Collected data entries
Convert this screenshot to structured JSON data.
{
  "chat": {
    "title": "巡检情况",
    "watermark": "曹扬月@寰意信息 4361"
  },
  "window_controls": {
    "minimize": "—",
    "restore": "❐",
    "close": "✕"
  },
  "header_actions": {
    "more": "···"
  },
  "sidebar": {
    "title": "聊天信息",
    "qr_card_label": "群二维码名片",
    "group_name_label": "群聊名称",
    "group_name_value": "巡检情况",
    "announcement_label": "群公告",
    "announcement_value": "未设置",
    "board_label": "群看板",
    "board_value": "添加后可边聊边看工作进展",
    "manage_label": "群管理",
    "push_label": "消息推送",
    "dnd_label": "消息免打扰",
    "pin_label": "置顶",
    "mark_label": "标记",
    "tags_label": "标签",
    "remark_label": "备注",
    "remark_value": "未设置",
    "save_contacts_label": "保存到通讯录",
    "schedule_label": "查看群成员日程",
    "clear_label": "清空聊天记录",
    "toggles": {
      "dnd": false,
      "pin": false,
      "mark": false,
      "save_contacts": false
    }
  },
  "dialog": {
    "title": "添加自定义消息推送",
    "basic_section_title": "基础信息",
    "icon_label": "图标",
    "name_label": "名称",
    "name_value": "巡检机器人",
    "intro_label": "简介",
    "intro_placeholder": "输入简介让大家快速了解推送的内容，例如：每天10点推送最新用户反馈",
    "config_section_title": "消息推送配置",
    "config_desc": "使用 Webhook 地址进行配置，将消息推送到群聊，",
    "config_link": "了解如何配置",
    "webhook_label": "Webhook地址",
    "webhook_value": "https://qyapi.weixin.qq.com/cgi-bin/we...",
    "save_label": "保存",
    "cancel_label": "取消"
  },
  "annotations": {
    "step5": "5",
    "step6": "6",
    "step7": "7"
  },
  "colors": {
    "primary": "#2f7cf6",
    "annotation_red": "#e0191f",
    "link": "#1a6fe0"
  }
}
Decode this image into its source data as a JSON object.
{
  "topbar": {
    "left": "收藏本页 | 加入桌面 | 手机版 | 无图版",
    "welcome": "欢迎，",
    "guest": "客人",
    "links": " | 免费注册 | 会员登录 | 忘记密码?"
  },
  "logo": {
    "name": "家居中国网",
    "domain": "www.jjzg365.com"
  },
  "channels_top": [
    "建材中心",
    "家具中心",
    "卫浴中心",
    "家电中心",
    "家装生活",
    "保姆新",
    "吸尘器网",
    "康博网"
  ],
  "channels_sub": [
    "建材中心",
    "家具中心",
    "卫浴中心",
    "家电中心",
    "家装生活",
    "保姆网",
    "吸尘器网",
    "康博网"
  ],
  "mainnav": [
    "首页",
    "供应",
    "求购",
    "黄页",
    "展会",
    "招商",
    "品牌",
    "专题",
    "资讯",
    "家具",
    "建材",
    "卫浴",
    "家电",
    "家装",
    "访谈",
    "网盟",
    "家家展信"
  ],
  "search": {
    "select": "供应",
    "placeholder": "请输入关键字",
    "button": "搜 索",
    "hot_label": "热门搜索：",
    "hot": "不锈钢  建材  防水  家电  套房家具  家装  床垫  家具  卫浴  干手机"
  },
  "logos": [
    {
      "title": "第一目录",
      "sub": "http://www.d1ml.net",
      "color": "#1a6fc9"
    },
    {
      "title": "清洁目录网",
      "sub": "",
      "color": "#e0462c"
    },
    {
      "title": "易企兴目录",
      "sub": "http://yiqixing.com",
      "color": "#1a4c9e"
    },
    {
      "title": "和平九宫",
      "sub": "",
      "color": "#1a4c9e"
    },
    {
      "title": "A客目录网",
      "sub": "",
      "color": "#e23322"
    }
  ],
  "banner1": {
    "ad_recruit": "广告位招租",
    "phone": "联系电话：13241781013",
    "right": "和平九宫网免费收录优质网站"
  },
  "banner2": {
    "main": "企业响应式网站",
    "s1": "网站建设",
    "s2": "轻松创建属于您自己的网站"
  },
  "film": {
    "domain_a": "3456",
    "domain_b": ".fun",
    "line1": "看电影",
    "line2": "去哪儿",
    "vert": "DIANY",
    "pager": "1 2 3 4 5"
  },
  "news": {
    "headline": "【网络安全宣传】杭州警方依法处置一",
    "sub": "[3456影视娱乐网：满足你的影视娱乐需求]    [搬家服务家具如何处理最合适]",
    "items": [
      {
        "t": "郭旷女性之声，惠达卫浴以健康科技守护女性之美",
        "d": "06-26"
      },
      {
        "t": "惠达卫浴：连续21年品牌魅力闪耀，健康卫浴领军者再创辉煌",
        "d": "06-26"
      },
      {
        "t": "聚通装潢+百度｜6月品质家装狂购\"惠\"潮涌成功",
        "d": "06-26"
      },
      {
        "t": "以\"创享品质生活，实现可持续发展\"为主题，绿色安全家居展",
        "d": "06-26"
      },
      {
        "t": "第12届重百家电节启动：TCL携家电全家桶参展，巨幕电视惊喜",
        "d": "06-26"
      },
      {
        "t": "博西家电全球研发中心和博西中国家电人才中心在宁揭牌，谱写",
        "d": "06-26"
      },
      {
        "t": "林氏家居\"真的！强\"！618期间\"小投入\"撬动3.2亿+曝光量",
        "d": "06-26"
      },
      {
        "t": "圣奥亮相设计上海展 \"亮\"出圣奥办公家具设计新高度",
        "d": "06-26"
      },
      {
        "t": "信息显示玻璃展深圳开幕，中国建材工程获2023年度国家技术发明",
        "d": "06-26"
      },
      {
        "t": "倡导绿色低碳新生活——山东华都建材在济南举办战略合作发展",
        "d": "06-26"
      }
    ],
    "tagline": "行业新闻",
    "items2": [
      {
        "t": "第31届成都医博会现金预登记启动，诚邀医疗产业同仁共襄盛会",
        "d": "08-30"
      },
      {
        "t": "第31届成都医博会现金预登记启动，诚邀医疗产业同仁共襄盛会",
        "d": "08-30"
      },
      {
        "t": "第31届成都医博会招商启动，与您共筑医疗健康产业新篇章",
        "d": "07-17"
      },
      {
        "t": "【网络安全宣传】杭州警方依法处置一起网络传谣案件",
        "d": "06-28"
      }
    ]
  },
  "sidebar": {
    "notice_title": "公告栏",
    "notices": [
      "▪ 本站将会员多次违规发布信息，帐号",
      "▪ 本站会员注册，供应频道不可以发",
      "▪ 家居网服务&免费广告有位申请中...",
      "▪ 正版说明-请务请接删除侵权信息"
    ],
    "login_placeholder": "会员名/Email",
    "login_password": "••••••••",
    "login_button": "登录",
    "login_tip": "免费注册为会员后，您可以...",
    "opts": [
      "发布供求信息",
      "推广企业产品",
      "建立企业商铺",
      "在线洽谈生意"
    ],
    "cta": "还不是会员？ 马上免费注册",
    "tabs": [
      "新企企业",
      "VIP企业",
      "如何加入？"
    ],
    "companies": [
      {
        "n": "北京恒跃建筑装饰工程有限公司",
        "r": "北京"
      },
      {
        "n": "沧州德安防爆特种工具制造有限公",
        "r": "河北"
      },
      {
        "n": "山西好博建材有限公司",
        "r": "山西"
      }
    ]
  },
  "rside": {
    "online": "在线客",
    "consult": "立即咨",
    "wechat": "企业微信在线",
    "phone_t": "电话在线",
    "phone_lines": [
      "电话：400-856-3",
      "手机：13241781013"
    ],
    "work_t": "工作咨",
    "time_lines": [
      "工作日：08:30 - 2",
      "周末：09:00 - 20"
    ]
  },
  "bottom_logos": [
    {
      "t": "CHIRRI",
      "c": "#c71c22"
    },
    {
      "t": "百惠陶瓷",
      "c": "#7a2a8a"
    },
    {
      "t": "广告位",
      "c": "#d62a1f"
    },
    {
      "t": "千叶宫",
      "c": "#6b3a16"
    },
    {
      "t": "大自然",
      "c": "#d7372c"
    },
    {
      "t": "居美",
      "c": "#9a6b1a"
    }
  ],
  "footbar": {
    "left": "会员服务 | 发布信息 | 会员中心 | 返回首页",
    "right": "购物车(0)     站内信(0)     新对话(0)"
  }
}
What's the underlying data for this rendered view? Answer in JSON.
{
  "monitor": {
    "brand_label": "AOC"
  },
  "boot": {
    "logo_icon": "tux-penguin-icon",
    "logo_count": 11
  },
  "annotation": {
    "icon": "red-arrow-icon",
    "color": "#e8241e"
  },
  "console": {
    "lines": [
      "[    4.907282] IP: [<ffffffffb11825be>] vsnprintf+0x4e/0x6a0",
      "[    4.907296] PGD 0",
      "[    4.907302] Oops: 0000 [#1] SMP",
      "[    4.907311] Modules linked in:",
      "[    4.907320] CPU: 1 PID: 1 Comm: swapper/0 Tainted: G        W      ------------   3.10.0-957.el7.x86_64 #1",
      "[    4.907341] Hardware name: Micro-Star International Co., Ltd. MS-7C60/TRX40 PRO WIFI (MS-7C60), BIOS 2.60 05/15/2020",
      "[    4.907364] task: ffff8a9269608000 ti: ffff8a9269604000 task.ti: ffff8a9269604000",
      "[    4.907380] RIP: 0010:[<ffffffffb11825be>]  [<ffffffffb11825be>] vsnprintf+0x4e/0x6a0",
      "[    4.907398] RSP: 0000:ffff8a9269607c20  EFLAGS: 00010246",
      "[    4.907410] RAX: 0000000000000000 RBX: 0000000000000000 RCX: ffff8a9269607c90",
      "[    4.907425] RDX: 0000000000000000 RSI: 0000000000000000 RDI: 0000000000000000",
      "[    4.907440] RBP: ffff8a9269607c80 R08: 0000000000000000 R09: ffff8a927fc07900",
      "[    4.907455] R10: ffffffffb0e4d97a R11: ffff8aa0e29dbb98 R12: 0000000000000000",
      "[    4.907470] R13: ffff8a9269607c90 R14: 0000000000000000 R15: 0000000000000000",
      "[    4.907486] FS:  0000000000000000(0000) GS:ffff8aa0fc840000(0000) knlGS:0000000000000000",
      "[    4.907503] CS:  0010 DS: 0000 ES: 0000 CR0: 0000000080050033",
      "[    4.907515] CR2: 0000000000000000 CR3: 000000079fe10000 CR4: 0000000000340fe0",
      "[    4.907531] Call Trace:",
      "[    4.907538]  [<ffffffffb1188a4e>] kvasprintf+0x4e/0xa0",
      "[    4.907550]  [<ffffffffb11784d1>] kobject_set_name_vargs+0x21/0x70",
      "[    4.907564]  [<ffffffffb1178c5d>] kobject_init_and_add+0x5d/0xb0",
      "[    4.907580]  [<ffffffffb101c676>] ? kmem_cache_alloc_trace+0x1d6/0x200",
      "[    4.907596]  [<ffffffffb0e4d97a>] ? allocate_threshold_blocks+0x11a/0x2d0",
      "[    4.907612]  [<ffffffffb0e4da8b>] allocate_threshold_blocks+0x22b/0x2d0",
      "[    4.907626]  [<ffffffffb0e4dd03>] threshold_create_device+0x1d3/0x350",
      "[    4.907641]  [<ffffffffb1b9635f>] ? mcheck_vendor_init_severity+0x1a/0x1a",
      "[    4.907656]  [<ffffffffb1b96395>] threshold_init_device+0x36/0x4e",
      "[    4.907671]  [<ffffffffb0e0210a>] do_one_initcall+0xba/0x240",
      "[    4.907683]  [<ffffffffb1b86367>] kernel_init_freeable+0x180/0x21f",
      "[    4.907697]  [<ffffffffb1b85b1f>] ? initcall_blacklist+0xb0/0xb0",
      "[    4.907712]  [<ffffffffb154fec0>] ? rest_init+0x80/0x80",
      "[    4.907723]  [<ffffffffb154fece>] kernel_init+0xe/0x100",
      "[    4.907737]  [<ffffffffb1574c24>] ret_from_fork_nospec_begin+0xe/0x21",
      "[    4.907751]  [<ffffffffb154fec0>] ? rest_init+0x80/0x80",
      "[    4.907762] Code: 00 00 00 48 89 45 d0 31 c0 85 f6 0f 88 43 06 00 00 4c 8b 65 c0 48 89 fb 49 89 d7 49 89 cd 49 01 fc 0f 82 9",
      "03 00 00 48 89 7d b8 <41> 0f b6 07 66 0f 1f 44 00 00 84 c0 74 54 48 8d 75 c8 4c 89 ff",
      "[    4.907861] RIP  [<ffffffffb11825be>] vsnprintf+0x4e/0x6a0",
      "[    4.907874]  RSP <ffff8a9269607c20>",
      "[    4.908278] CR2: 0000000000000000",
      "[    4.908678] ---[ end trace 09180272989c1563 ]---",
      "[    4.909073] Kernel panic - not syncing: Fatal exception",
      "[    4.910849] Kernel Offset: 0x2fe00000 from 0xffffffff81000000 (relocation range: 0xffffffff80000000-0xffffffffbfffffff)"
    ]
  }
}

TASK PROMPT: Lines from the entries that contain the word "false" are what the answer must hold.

RESULT BELOW:
      "dnd": false,
      "pin": false,
      "mark": false,
      "save_contacts": false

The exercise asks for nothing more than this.